Since the 1990s, Japan has been debating new proposals to revise Nihon Koku Kenpō, the 1947 postwar constitution, and this debate has led to significant political activity and civic engagement. The 1994 publication by the Yomiuri Newspaper of a draft for a new constitution was a watershed event that broke through foregoing taboos on discussion of constitutional revision. The leading political party, the Liberal Democratic Party, published a new draft constitution in November 2005 and subsequent prime ministers have announced their intention to pursue the issue vigorously. The other political parties, major newspapers, economic organizations, and a variety of newly formed civil society groups have also become involved.
While proposals to amend Article 9 (the clause renouncing war) have received the most discussion, changes proposed for the constitution itself and for related laws could significantly alter Japan’s military defense (the U.S.-Japan Alliance, especially), the status of women, imperial succession (including provisions for female succession to the throne), the educational system, and public corporations (a category which includes non-profit organizations, foundations, social welfare organizations, and religious organizations). In tandem with a revised constitution, proposed new laws and revisions of existing codes could make wide-ranging, significant changes to political, diplomatic, economic, social, and religious institutions.
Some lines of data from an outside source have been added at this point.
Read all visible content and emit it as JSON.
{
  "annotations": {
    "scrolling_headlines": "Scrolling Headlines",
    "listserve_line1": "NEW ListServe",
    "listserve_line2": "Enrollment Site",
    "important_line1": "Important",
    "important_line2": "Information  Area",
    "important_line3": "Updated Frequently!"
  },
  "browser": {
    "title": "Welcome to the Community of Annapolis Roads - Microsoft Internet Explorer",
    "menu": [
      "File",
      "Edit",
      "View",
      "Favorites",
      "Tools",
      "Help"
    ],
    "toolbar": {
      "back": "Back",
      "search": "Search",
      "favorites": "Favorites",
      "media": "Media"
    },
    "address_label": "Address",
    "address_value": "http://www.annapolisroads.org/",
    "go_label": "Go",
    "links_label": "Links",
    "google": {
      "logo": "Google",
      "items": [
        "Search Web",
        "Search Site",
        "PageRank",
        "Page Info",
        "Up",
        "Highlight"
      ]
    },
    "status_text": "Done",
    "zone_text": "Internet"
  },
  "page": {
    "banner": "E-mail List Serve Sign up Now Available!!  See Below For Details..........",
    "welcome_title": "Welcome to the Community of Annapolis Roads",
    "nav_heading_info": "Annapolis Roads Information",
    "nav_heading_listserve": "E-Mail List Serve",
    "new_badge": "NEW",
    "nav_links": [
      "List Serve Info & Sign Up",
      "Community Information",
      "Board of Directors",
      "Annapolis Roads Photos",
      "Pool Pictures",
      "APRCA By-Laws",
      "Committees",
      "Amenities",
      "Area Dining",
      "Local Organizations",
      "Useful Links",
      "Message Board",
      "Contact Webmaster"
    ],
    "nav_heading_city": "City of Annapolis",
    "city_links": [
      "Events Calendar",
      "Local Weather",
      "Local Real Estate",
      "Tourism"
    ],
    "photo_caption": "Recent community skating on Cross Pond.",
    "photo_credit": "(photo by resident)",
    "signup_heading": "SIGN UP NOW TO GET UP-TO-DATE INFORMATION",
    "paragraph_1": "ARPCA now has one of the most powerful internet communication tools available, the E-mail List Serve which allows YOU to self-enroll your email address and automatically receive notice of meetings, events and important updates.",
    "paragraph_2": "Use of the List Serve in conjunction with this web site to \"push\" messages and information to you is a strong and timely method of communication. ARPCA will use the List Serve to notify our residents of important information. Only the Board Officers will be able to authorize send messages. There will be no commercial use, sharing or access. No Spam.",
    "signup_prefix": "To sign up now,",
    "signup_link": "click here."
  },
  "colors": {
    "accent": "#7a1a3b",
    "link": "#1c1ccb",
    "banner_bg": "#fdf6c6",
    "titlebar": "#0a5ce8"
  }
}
Because of the potential for historic change, constitutional revision provides an ideal focus for Japanese studies as a whole.
Founded in 2005, the Constitutional Revision Research Project meets to discuss, analyze, and document the process of constitutional revision in Japan. In addition, the project seeks to situate the contemporary process of constitutional revision in the longer historical context of constitutionalism in Japan, and to link data collected about the current process to related historical documents, such as those generated in the course of debate about the drafting of the Meiji and postwar constitutions.
In addition to meetings, archiving relevant digital materials from a wide range of sources related to constitutional revision is a major focus for the project. Because information on current activities of individuals and groups involved in the issue is mainly “born digital,” a collection of around eighty related websites is harvested periodically to ensure that the debate and process of constitutional revision will be preserved and made available to scholars.